all good things come to an end

IMG_1507… including summer.

It’s not officially over yet, but with August coming to a close and the fall upon us, schools re-opening and buses back on the streets, we’re getting there. For me, summer is at an end because our pool closes this week.

This was the first summer of my life that I had a pool of my own — well, it belongs to the complex we live in, so sadly we have to share it, but you get what I mean. Every other year I’ve been a sporadic swimmer at best, sometimes getting to a pool only once or twice, sometimes not at all. (Beach? In Buffalo? Surely you jest.) But this year, it was every possible day for the entire summer. Am I sad to see it end? Yes… and no.

I like the pool, I do. It’s great for cooling off, though I’m also partial to central air for that, and it wasn’t that hot of a summer to begin with. I like having friends over to the pool, and I like hanging out there with Dave and our cousin Adam. I freely admit I don’t always like the other people, not when they’re rude, or loud, or just annoying. The Real Housewives of Long Island can be funny, but they can also be nauseating. And I’m huge fan of babies in the pool — they’re darn cute in those swimmie-contraptions they have these days, they look like Baby Pool Armor, and they always seem to be having such a blast — but I am not quite as fond of preteens playing endless games of “toothpaste” and jumping in the pool right on top of my head.

I did like the exercise more than I’ve liked any other exercise I’ve done in my life. I swam laps all summer, almost every day, working my way up to 30 a day. I would have liked to do more, but I’ll keep at it next summer. I also discovered I can float effortlessly and can tread water apparently forever (I got bored after 15 minutes and stopped, but don’t think the end was anywhere near), so if we’re ever on the Titanic, Dave can just hang onto me and we’re set.

I won’t miss the chlorine, though. I mean, god knows it’s necessary (all those kids, and no one ever gets out and goes into the bathroom in the clubhouse — you do the math), but the smell is icky. Every day when I get home Fred sniffs my hand disdainfully, and doesn’t warm up until I’ve had a chance to shower.
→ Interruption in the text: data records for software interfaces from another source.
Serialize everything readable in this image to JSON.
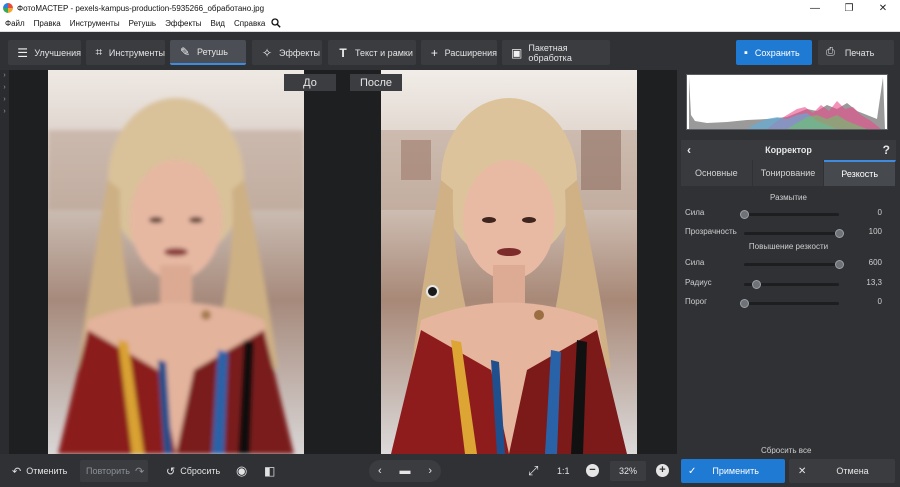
{
  "window": {
    "title": "ФотоМАСТЕР - pexels-kampus-production-5935266_обработано.jpg",
    "controls": [
      "—",
      "❐",
      "✕"
    ]
  },
  "menu": [
    "Файл",
    "Правка",
    "Инструменты",
    "Ретушь",
    "Эффекты",
    "Вид",
    "Справка"
  ],
  "toolbar": {
    "tabs": [
      {
        "label": "Улучшения",
        "icon": "sliders-icon",
        "active": false
      },
      {
        "label": "Инструменты",
        "icon": "crop-icon",
        "active": false
      },
      {
        "label": "Ретушь",
        "icon": "brush-icon",
        "active": true
      },
      {
        "label": "Эффекты",
        "icon": "sparkle-icon",
        "active": false
      },
      {
        "label": "Текст и рамки",
        "icon": "text-icon",
        "active": false
      },
      {
        "label": "Расширения",
        "icon": "plus-icon",
        "active": false
      },
      {
        "label": "Пакетная обработка",
        "icon": "batch-icon",
        "active": false
      }
    ],
    "save_label": "Сохранить",
    "print_label": "Печать"
  },
  "canvas": {
    "before_label": "До",
    "after_label": "После"
  },
  "panel": {
    "title": "Корректор",
    "help": "?",
    "tabs": [
      {
        "label": "Основные",
        "active": false
      },
      {
        "label": "Тонирование",
        "active": false
      },
      {
        "label": "Резкость",
        "active": true
      }
    ],
    "blur_section": "Размытие",
    "sharpen_section": "Повышение резкости",
    "sliders": [
      {
        "label": "Сила",
        "value": "0",
        "pos": 0.0
      },
      {
        "label": "Прозрачность",
        "value": "100",
        "pos": 1.0
      },
      {
        "label": "Сила",
        "value": "600",
        "pos": 1.0
      },
      {
        "label": "Радиус",
        "value": "13,3",
        "pos": 0.13
      },
      {
        "label": "Порог",
        "value": "0",
        "pos": 0.0
      }
    ],
    "reset_all": "Сбросить все"
  },
  "bottom": {
    "undo": "Отменить",
    "redo": "Повторить",
    "reset": "Сбросить",
    "zoom_ratio": "1:1",
    "zoom_value": "32%",
    "apply": "Применить",
    "cancel": "Отмена"
  },
  "colors": {
    "accent": "#1f7ad4",
    "panel_bg": "#2f3135",
    "canvas_bg": "#1e1f21"
  }
}
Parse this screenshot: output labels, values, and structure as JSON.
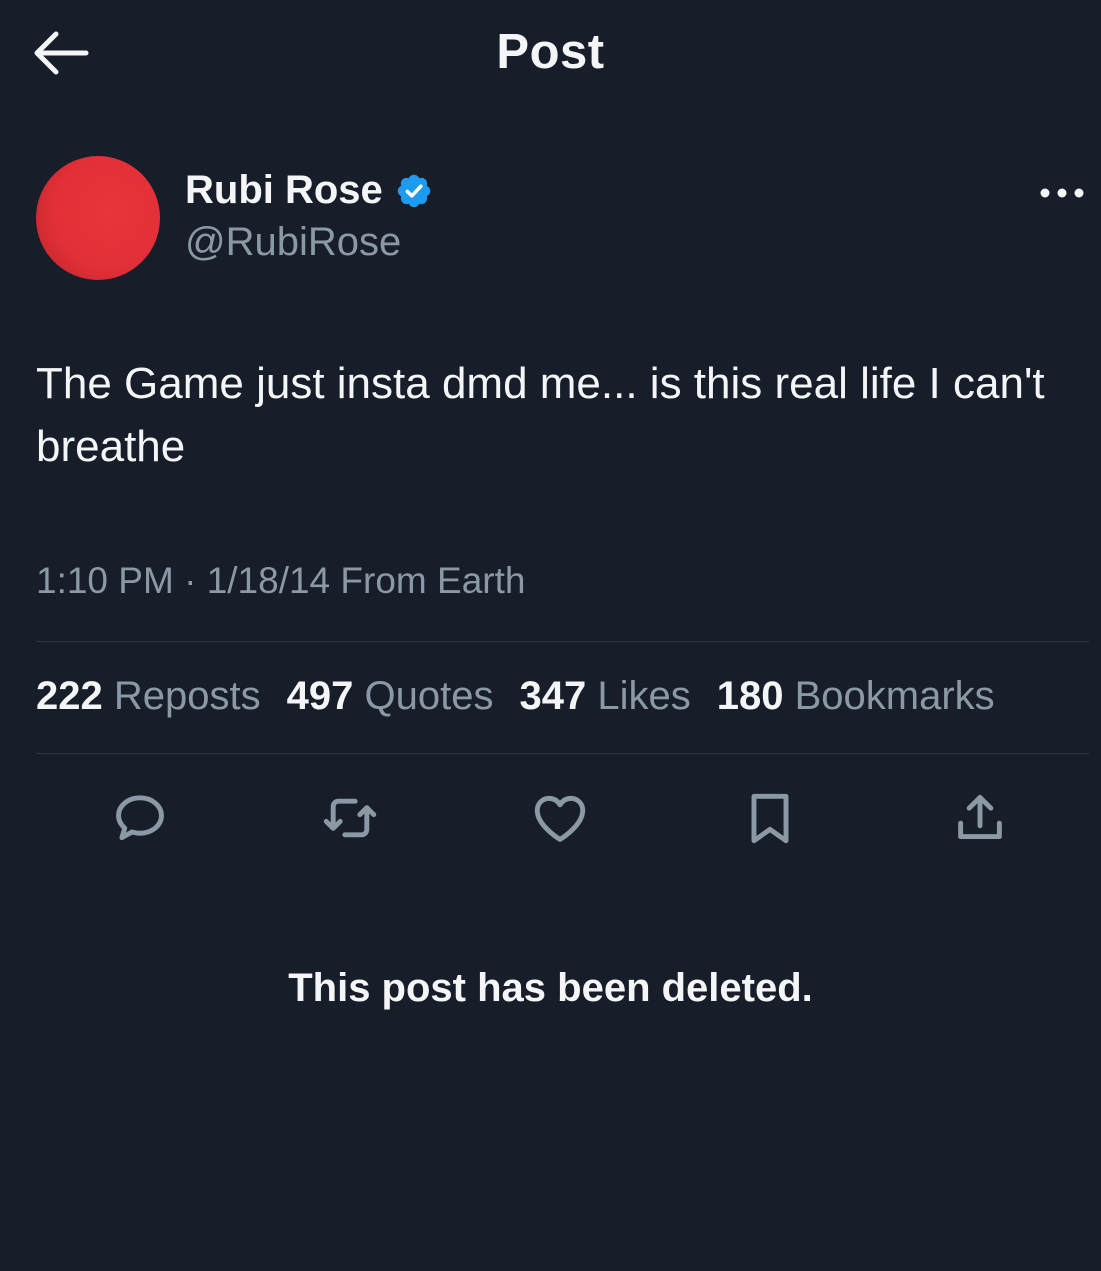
{
  "header": {
    "title": "Post",
    "back_icon": "arrow-left-icon"
  },
  "author": {
    "name": "Rubi Rose",
    "handle": "@RubiRose",
    "verified": true,
    "verified_color": "#1d9bf0",
    "avatar_color": "#e33038"
  },
  "post": {
    "text": "The Game just insta dmd me... is this real life I can't breathe",
    "time": "1:10 PM",
    "separator": "·",
    "date": "1/18/14",
    "source": "From Earth"
  },
  "stats": [
    {
      "count": "222",
      "label": "Reposts"
    },
    {
      "count": "497",
      "label": "Quotes"
    },
    {
      "count": "347",
      "label": "Likes"
    },
    {
      "count": "180",
      "label": "Bookmarks"
    }
  ],
  "actions": [
    {
      "name": "reply",
      "icon": "reply-icon"
    },
    {
      "name": "repost",
      "icon": "repost-icon"
    },
    {
      "name": "like",
      "icon": "heart-icon"
    },
    {
      "name": "bookmark",
      "icon": "bookmark-icon"
    },
    {
      "name": "share",
      "icon": "share-icon"
    }
  ],
  "notice": "This post has been deleted.",
  "colors": {
    "background": "#171e29",
    "text_primary": "#f4f5f6",
    "text_secondary": "#8b98a5",
    "divider": "#2f3640"
  }
}
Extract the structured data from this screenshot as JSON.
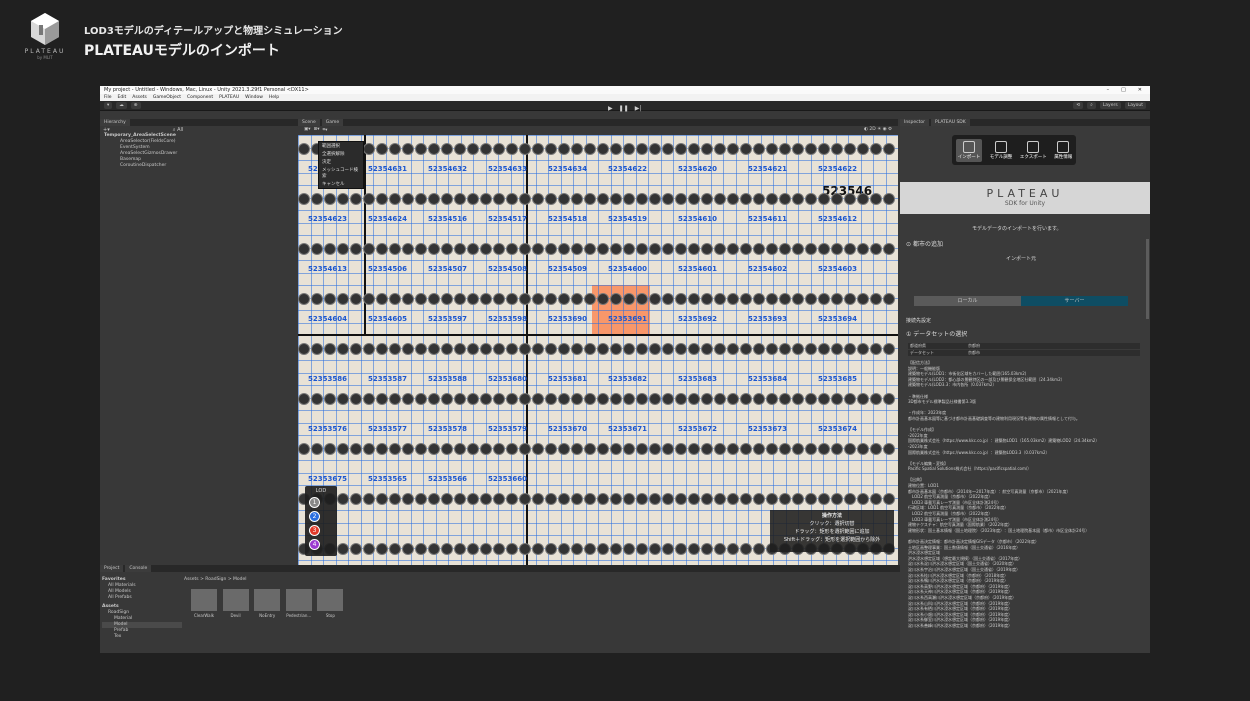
{
  "slide": {
    "logo_text": "PLATEAU",
    "logo_sub": "by MLIT",
    "subtitle": "LOD3モデルのディテールアップと物理シミュレーション",
    "title": "PLATEAUモデルのインポート"
  },
  "unity": {
    "window_title": "My project - Untitled - Windows, Mac, Linux - Unity 2021.3.29f1 Personal <DX11>",
    "menu": [
      "File",
      "Edit",
      "Assets",
      "GameObject",
      "Component",
      "PLATEAU",
      "Window",
      "Help"
    ],
    "layers_label": "Layers",
    "layout_label": "Layout",
    "hierarchy": {
      "tab": "Hierarchy",
      "items": [
        "Temporary_AreaSelectScene",
        "AreaSelector(FieldsCore)",
        "EventSystem",
        "AreaSelectGizmosDrawer",
        "Basemap",
        "CoroutineDispatcher"
      ]
    },
    "scene_tabs": [
      "Scene",
      "Game"
    ],
    "context_menu": [
      "範囲選択",
      "全選択解除",
      "決定",
      "メッシュコード検索",
      "キャンセル"
    ],
    "mesh_codes": [
      "5235462",
      "52354630",
      "52354631",
      "52354632",
      "52354633",
      "52354634",
      "52354622",
      "52354620",
      "52354621",
      "52354622",
      "52354623",
      "52354624",
      "52354516",
      "52354517",
      "52354518",
      "52354519",
      "52354610",
      "52354611",
      "52354612",
      "52354613",
      "52354506",
      "52354507",
      "52354508",
      "52354509",
      "52354600",
      "52354601",
      "52354602",
      "52354603",
      "52354604",
      "52354605",
      "52353597",
      "52353598",
      "52353690",
      "52353691",
      "52353692",
      "52353693",
      "52353694",
      "52353586",
      "52353587",
      "52353588",
      "52353680",
      "52353681",
      "52353682",
      "52353683",
      "52353684",
      "52353685",
      "52353576",
      "52353577",
      "52353578",
      "52353579",
      "52353670",
      "52353671",
      "52353672",
      "52353673",
      "52353674",
      "52353675",
      "52353565",
      "52353566",
      "52353660"
    ],
    "big_code": "523546",
    "lod": {
      "title": "LOD",
      "levels": [
        "1",
        "2",
        "3",
        "4"
      ]
    },
    "ops": {
      "title": "操作方法",
      "lines": [
        "クリック：選択切替",
        "ドラッグ：矩形を選択範囲に追加",
        "Shift＋ドラッグ：矩形を選択範囲から除外"
      ]
    },
    "inspector": {
      "tabs": [
        "Inspector",
        "PLATEAU SDK"
      ],
      "sdk_tabs": [
        "インポート",
        "モデル調整",
        "エクスポート",
        "属性情報"
      ],
      "logo": "PLATEAU",
      "logo_sub": "SDK for Unity",
      "intro": "モデルデータのインポートを行います。",
      "section_city": "都市の追加",
      "source_label": "インポート元",
      "source_local": "ローカル",
      "source_server": "サーバー",
      "conn_label": "接続先設定",
      "section_dataset": "データセットの選択",
      "dd1_label": "都道府県",
      "dd1_value": "京都府",
      "dd2_label": "データセット",
      "dd2_value": "京都市",
      "description": [
        "【配信方法】",
        "説明：一般機能版",
        "建築物モデル(LOD1：市街化区域をカバーした範囲(165.03km2)",
        "建築物モデル(LOD2：都心部の景観特区の一部及び景観保全地区社範囲（24.34km2）",
        "建築物モデル(LOD3.3：市内各所（0.037km2）",
        "",
        "・準拠仕様",
        "3D都市モデル標準製品仕様書第3.3版",
        "",
        "・作成年：2023年度",
        "都市計画基本図等に基づき都市計画基礎調査等の建物利用現況等を建物の属性情報として付与。",
        "",
        "【モデル作成】",
        "-2022年度",
        "国際航業株式会社（https://www.kkc.co.jp）：建築物LOD1（165.03km2）建築物LOD2（24.34km2）",
        "-2023年度",
        "国際航業株式会社（https://www.kkc.co.jp）：建築物LOD3.3（0.037km2）",
        "",
        "【モデル編集・変換】",
        "Pacific Spatial Solutions株式会社（https://pacificspatial.com/）",
        "",
        "【出典】",
        "建物位置：LOD1",
        "都市計画基本図（京都市）（2014年～2017年度）：航空写真測量（京都市）（2021年度）",
        "　LOD2 航空写真測量（京都市）（2022年度）",
        "　LOD3 車載写真レーザ測量（市区全体計測24号）",
        "行政区域：LOD1 航空写真測量（京都市）（2022年度）",
        "　LOD2 航空写真測量（京都市）（2022年度）",
        "　LOD3 車載写真レーザ測量（市区全体計測24号）",
        "建物テクスチャ：航空写真測量（国際航業）（2022年度）",
        "建物形状：国土基本情報（国土地理院）（2023年度）：国土地理院基本図（都市）市区全体計24号）",
        "",
        "都市計画決定情報：都市計画決定情報GISデータ（京都市）（2022年度）",
        "土地区画整理事業：国土数値情報（国土交通省）（2016年度）",
        "洪水浸水想定区域",
        "洪水浸水想定区域（想定最大規模）（国土交通省）（2017年度）",
        "淀川水系淀川洪水浸水想定区域（国土交通省）（2020年度）",
        "淀川水系宇治川洪水浸水想定区域（国土交通省）（2019年度）",
        "淀川水系桂川洪水浸水想定区域（京都府）（2018年度）",
        "淀川水系鴨川洪水浸水想定区域（京都府）（2019年度）",
        "淀川水系高野川洪水浸水想定区域（京都府）（2019年度）",
        "淀川水系天神川洪水浸水想定区域（京都府）（2019年度）",
        "淀川水系西高瀬川洪水浸水想定区域（京都府）（2019年度）",
        "淀川水系山科川洪水浸水想定区域（京都府）（2019年度）",
        "淀川水系有栖川洪水浸水想定区域（京都府）（2019年度）",
        "淀川水系小畑川洪水浸水想定区域（京都府）（2019年度）",
        "淀川水系御室川洪水浸水想定区域（京都府）（2019年度）",
        "淀川水系善峰川洪水浸水想定区域（京都府）（2019年度）"
      ]
    },
    "project": {
      "tabs": [
        "Project",
        "Console"
      ],
      "tree": [
        "Favorites",
        "All Materials",
        "All Models",
        "All Prefabs",
        "Assets",
        "RoadSign",
        "Material",
        "Model",
        "Prefab",
        "Tex"
      ],
      "breadcrumb": "Assets > RoadSign > Model",
      "assets": [
        "ClearWalk",
        "Devil",
        "NoEntry",
        "Pedestrian...",
        "Stop"
      ]
    }
  }
}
My hair could do without the chemicals, too.

Overall, it was a good summer at the pool, but I confess I’m looking forward to a nice, long, harvesty autumn, and even a cozy warm winter by the fireplace, snug at home.

calgon, take me away

turtleI’ve been swimming pretty much every day lately, which is notable just because I’ve never been much of a swimmer. I didn’t grow up with a pool and in fact didn’t learn until I was about 11 years old — I taught myself, at the town pool (back in the days when an eleven year-old could get on her bike and ride a mile or two over to the town pool and go in the pool alone). Even so, I’m utterly and deathly and irrationally afraid of going under water, to this day. (And no,that’s not going to change. It wouldn’t be an irrational fear if I could just pull myself together, would it?)

However, now I have a pool where I live. Dave loves the pool. It’s where he spends the summer, every day he can. And I love it too, when it’s sunny and hot and there aren’t screaming children making sounds like mewling goats. Or grown-up Real Housewives of Longuyland talking at a volume that can reach New Jersey. (But I digress.) It’s nice, though, enjoying the water, reading a book by the side, swimming around.

I’m also swimming laps every day, for exercise. I’m trying to get my legs stronger, especially the left leg which has nerve issues. There’s not much you can do about nerve pain, aside from some drugs that I find scary, but if I can build up the leg muscles around that nerve, my pain should be less. I do half my laps propelling myself as much as possible with just my legs, letting them do the work. And it’s great exercise in general, which goes along with my other big project of late.

Truth be told, though, what I really like to do, when it’s not crowded, is float. Just float. I’ve never been a great swimmer, but I can float on my back for as long as I like, with no effort at all. I don’t know why. People who weigh more, they say, float better — fat is less dense than muscle — but that can’t be it, because I’ve always been able to do this. Skinny, heavy, eleven years old or forty-two, it’s always been the same. And it’s the most peaceful, most wonderful thing in the world, floating on top of the water, eyes turned up to the sky, arms stretched out or even clasped behind my head, the clicking noises of the pool filter loud in my ears and every other noise muffled away to nothing. Maybe everyone has one little skill and this one’s mine — if so, I’ll take it.

(Mind, I’d still like teleportation, too, if it’s available.)